I don’t know where it comes from, but this is a great proverb:
Like a flower, humans are either growing or wilting.
There is no standing still. Flowers are never just in the same state. They’re always moving one way or the other.
And if you observe people you’ll see that it really seems the same. We’re either growing or wilting.
Learning. Working. Moving. Hobbies. Traveling.
Whatever it is, it seems that humans need a purpose. They need to do something otherwise they start the process of dying…faster than they would otherwise.
In the last 10 years it’s become a bit of a notion that entrepreneurs need to be young. You have Mark Zuckerberg starting Facebook in his dorm at Harvard. Even before that you have Bill Gates dropping out of Harvard to start Microsoft.

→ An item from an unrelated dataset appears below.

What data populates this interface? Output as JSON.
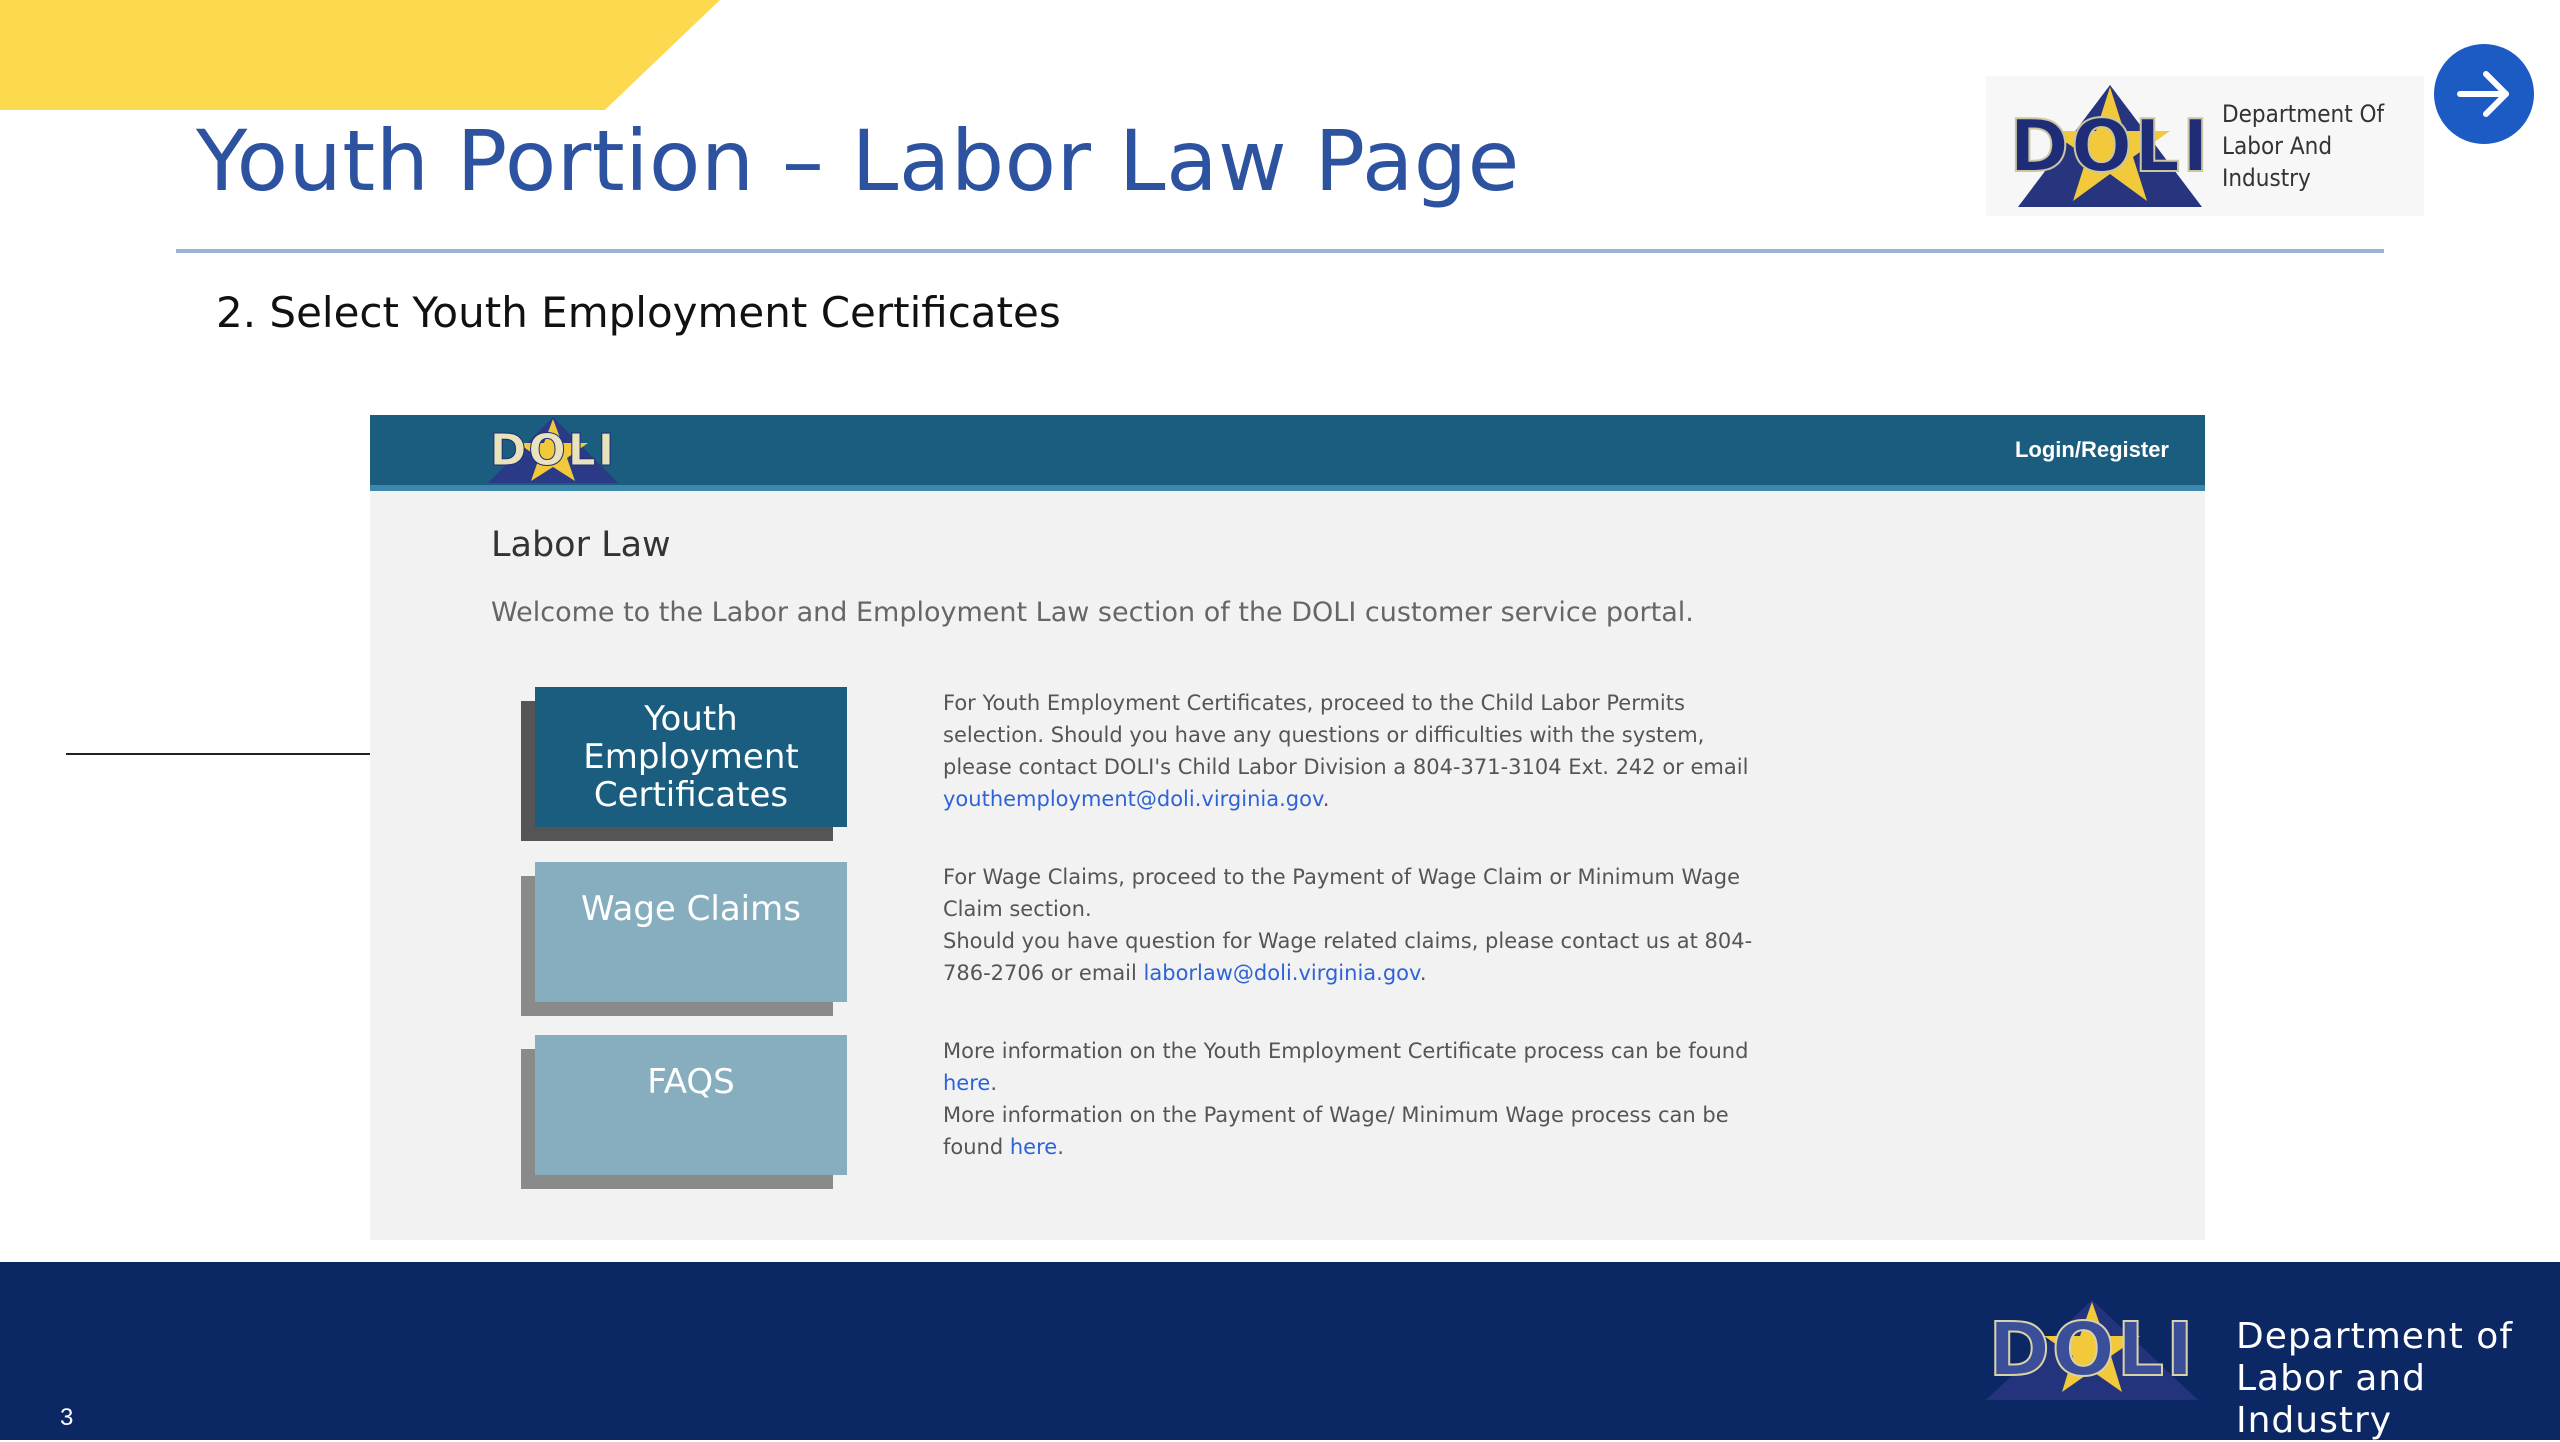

But those are exceptions. The average age of successful businesses is about 42. And in recent years that average has been increasing.
I was talking with someone that was in their mid-60s recently. I asked them how they felt. They admitted that they had some aches and pains, but overall they felt good. They were still working. They were still active with hobbies. They seemed to live a life with purpose everyday.
And the cool thing was that they mentioned that they still felt the same as they did when they were younger. And that they possibly felt even better because of the knowledge and experience they’d gained.
When you’re young it makes sense that you think you’ll feel old when you’re old. But when you’re actually old you don’t necessarily need to feel old. In fact, many people still feel young.
And you can still accomplish great things.
Microsoft launched around 1975. 20 years later, Windows 95 played a huge role in making Bill Gates the richest person in the world.
Facebook launched around 2003-2004. It hasn’t even been 20 years and the company is already one of the largest in the world.
The point is that even if you’re in your 60s or 70s, you still have plenty of time to accomplish things. Even if you have one year left you still have time to accomplish meaningful things.
Here are a few examples of businesses started by those in their 40s.
I really like the movie, The Founder. It’s about Ray Kroc and his role in the McDonald’s we know today.There are some definite hard feelings about the brothers that started the first restaurant. But in the view of many, McDonald’s wouldn’t be what it is today without Ray Kroc. That’s how I feel.
Ray was 52 years old when he went to visit the McDonald brothers after selling them some milkshake mixers. He saw the opportunity and the rest became history. He accomplished quite a lot over the next 20-30 years.
Harland Sanders was 40 years old when he started a filling station in 1930. That year he also started selling fried chicken to customers in the station. That eventually turned into the Kentucky Fried Chicken we know today.
Herb Kelleher wasn’t quite 40 when he incorporated Southwest Airlines with a couple business partners. But he was 40 when a few years later the airline first took flight.
Herb was a lawyer with no experience in the airline industry. But the industry was appealing to him. It seemed like fun and it seemed like there was an opportunity.
Many 40-year olds are looking to slow down. Herb was looking for adventure.
The Dodge Brothers were in their 40s when they finally launched vehicles of their own. They had been in business longer making parts for other companies including Ford. But eventually they wanted to build their own, but it took awhile for them to do it.
Sadly, they both would die in 1920. They were only in the vehicle business for about five or six years. If only they would have had more time or started sooner.
DreamWorks launched with much fanfare in 1994. Three entertainment industry titans – David Geffen, Steven Spielberg and Jeffery Katzenberg. Each of the founders was over 40 at the time and had been in the industry for many years. But they thought they could do great things with their own studio and by the end of the ’90s and into the early ’00s they definitely released some great film and music.
6. American Express & Wells Fargo
Not many individuals are founders in two huge companies or well known brands.
But most people recognize the two brands above. They’ve been around for centuries. And one man played a major role in both: Henry Wells.
Both companies started around 1850 when Wells was 42 years old. It’s strange that his age at the time is the same age as the average founder today.
Or maybe it’s not that strange…
HGTV is perhaps the last successful cable media company. While the other cable channels have been in decline, HGTV has been growing. It will be interesting to see if they can continue their success. I’m thinking that they will.
Kenneth Lowe had been successful in radio and other entertainment arenas. Then in 1992, when he was in his early 40s, he was flipping through the newspaper when he realized something…
There was a cable channel for every section of the paper – sports, news, etc. – but not for the Home & Garden section.
Many people thought he was crazy, but he’s proven them all wrong.
8. GoDaddy & PXG
Bob Parsons was 46 when he launched GoDaddy in 1997. He was 63 when he launched PXG. GoDaddy has become one of the leading website companies in the world. And PXG, or Parsons Xtreme Golf, is quickly becoming a big brand in the golfing world.
Even if you’ve started one business – success or failure – there is no reason you can’t start more.
40 years old is young. There is no reason you can’t start a business at any age. There is a phrase in golf that I love. It goes that the golf ball doesn’t know who is hitting it. The same is true for the business world. The market doesn’t care who the business operator is. It only cares about value.
The only thing holding you back from success is you and the barriers you set for yourself. Like age.